To be quite frank, I don't remember from where the idea arose. It could have been at the suggestion of one of two friends or - and this is quite possible - it was my own bright idea.
Nonetheless, whether it was at the invitation of my longtime friend, Judi Turner, a noted Nashville publicist who oversees publicity for gospel music legend Bill Gaither, or from my best friend, Karen Peck, who is often spotlighted in Gaither's famous Homecoming videos, or I just invited myself, it was a wonderful idea.
Thank you to any of the three of us who thought of it.
Gaither, as usual, had gathered many gospel music legends together as well as country stars like the Gatlin Brothers and the Oak Ridge Boys for a closed-set taping at the Grand Ole Opry House in Nashville for what would become No. 110 in a video series that has sold more than 20 million copies.
Though it started out as a simple idea, it became brilliant with Gaither highlighting church hymns and quartet standards by having them sung by legends like the Happy Goodmans, the Blackwood brothers and younger stars like Karen and the Easters.
He calls them "Homecoming" and tags on wherever they were recorded, such as "Homecoming at the Kennedy Center." This hearkens back to the days when churches annually threw a homecoming celebration and brought all members, past and present, back together for a day of celebration. A perfect analogy.
Closed set or not, I showed up. Beforehand, I called Judi and asked if I might bring two guests with me. I know. It was pushing it a bit, but with old friends, you can do that. Judi, predictably, responded warmly.
"I'll put y'all on the backstage list."
First, I called Linda Davis, a Grammy Award-winning country singer and one of my sweetest friends. Linda hails from East Texas and, like me, she grew up in a little country church singing the hymns that Bill Gaither honors in the video tributes.
She's a big Gaither fan so in less time than it took for Sherman to light a torch in Atlanta, she said "Yes!"
Then I called my childhood friend, Reita, who has a beautiful voice and harmonizes regularly with her family on those precious hymns in their tiny country church. Experiences like this should be shared with folks who truly appreciate them. Her response was immediately enthusiastic, too.
From the moment we arrived through the backstage door, we were greeted and treated warmly by Bill and Gloria Gaither, Judi and many of the legends who gathered.
Linda, having performed many times on the Opry, was hugged and loved upon by everyone from the stage door guard to the make-up artist to the Oak Ridge Boys. It was a true feeling of family.
We settled into our seats and, having the choice of an entire Opry house, chose the second row to the left center.
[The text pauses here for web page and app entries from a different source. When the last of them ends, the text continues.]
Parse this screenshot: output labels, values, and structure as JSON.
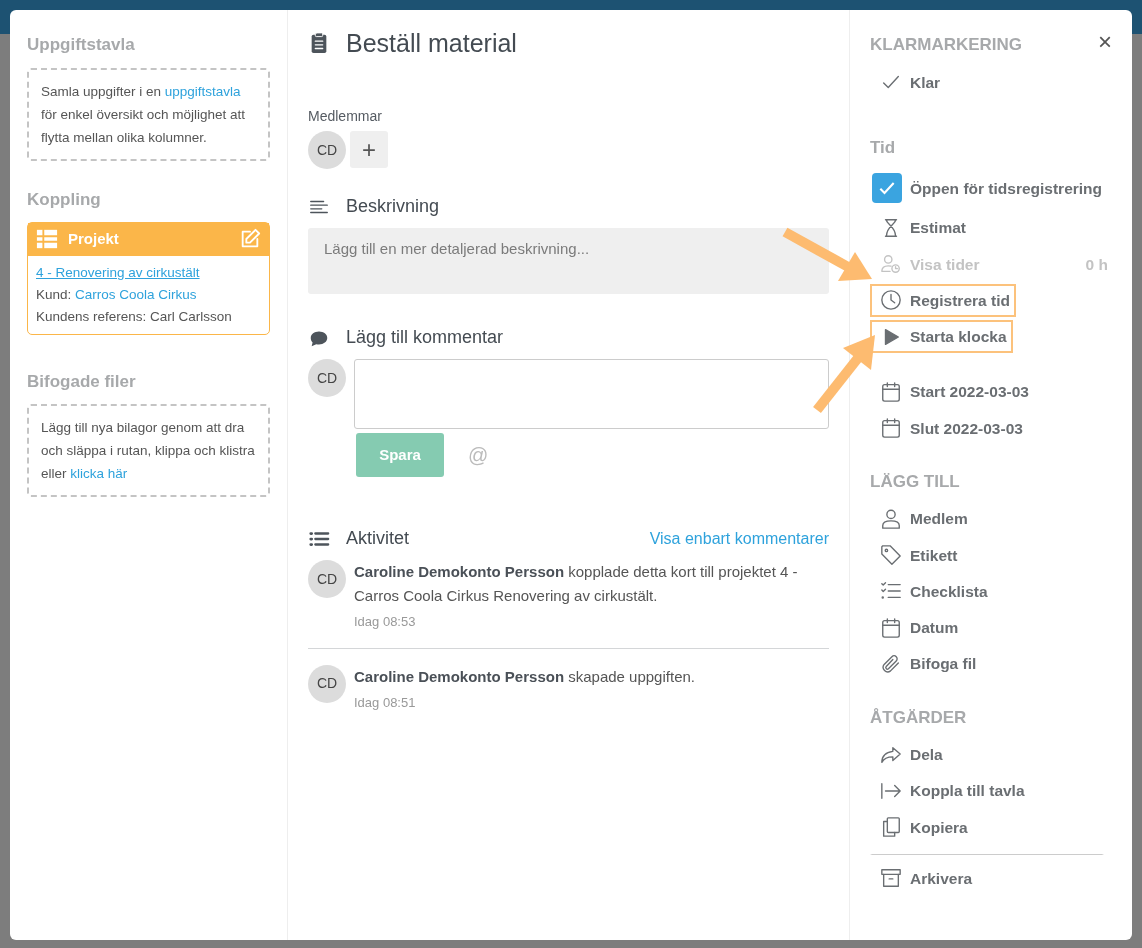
{
  "left": {
    "board": {
      "title": "Uppgiftstavla",
      "text_before": "Samla uppgifter i en ",
      "link": "uppgiftstavla",
      "text_after": " för enkel översikt och möjlighet att flytta mellan olika kolumner."
    },
    "connection": {
      "title": "Koppling",
      "card_title": "Projekt",
      "project_link": "4 - Renovering av cirkustält",
      "customer_label": "Kund:",
      "customer": "Carros Coola Cirkus",
      "reference": "Kundens referens: Carl Carlsson"
    },
    "attachments": {
      "title": "Bifogade filer",
      "text_before": "Lägg till nya bilagor genom att dra och släppa i rutan, klippa och klistra eller ",
      "link": "klicka här"
    }
  },
  "main": {
    "title": "Beställ material",
    "members_label": "Medlemmar",
    "members": [
      "CD"
    ],
    "add_member": "+",
    "description": {
      "heading": "Beskrivning",
      "placeholder": "Lägg till en mer detaljerad beskrivning..."
    },
    "comment": {
      "heading": "Lägg till kommentar",
      "avatar": "CD",
      "save": "Spara",
      "save_disabled": true,
      "mention": "@"
    },
    "activity": {
      "heading": "Aktivitet",
      "filter_link": "Visa enbart kommentarer",
      "entries": [
        {
          "avatar": "CD",
          "author": "Caroline Demokonto Persson",
          "text": "kopplade detta kort till projektet 4 - Carros Coola Cirkus  Renovering av cirkustält.",
          "time": "Idag 08:53"
        },
        {
          "avatar": "CD",
          "author": "Caroline Demokonto Persson",
          "text": "skapade uppgiften.",
          "time": "Idag 08:51"
        }
      ]
    }
  },
  "side": {
    "close": "×",
    "sections": [
      {
        "title": "KLARMARKERING",
        "items": [
          {
            "kind": "action",
            "label": "Klar"
          }
        ]
      },
      {
        "title": "Tid",
        "items": [
          {
            "kind": "checkbox",
            "label": "Öppen för tidsregistrering",
            "checked": true,
            "disabled": false,
            "highlighted": false
          },
          {
            "kind": "action",
            "label": "Estimat",
            "disabled": false,
            "highlighted": false
          },
          {
            "kind": "action",
            "label": "Visa tider",
            "value": "0 h",
            "disabled": true,
            "highlighted": false
          },
          {
            "kind": "action",
            "label": "Registrera tid",
            "disabled": false,
            "highlighted": true
          },
          {
            "kind": "action",
            "label": "Starta klocka",
            "disabled": false,
            "highlighted": true
          }
        ]
      },
      {
        "items": [
          {
            "kind": "action",
            "label": "Start 2022-03-03"
          },
          {
            "kind": "action",
            "label": "Slut 2022-03-03"
          }
        ]
      },
      {
        "title": "LÄGG TILL",
        "items": [
          {
            "kind": "action",
            "label": "Medlem"
          },
          {
            "kind": "action",
            "label": "Etikett"
          },
          {
            "kind": "action",
            "label": "Checklista"
          },
          {
            "kind": "action",
            "label": "Datum"
          },
          {
            "kind": "action",
            "label": "Bifoga fil"
          }
        ]
      },
      {
        "title": "ÅTGÄRDER",
        "items": [
          {
            "kind": "action",
            "label": "Dela",
            "divider_before": false
          },
          {
            "kind": "action",
            "label": "Koppla till tavla",
            "divider_before": false
          },
          {
            "kind": "action",
            "label": "Kopiera",
            "divider_before": false
          },
          {
            "kind": "action",
            "label": "Arkivera",
            "divider_before": true
          }
        ]
      }
    ]
  }
}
From her place on stage, Karen grinned and wiggled her fingers to welcome us. Judi perched behind us, then scooted forward so we could whisper chattily like kids do just before school starts.
"Isn't this wonderful?" Linda gushed, shivering with excitement and squeezing my hand. "Don't you feel just like we're back home in our little country churches with the old upright piano in the corner and the keys that always stuck?"
For a moment, I slipped back in time. As the choir of heavenly voices peeled through one childhood favorite after another, I lingered in that time. Then Karen stepped to center stage and in her beautiful soprano belted out "Satisfied" then segued into "Old-time Religion."
There on stage was the friend who knows me best, plus I was surrounded by three others who have significant places in my memories.
It was a sweet, sweet homecoming.
Ronda Rich is the Gainesville-based author of "What Southern Women Know (That Every Woman Should)." Sign up for her newsletter.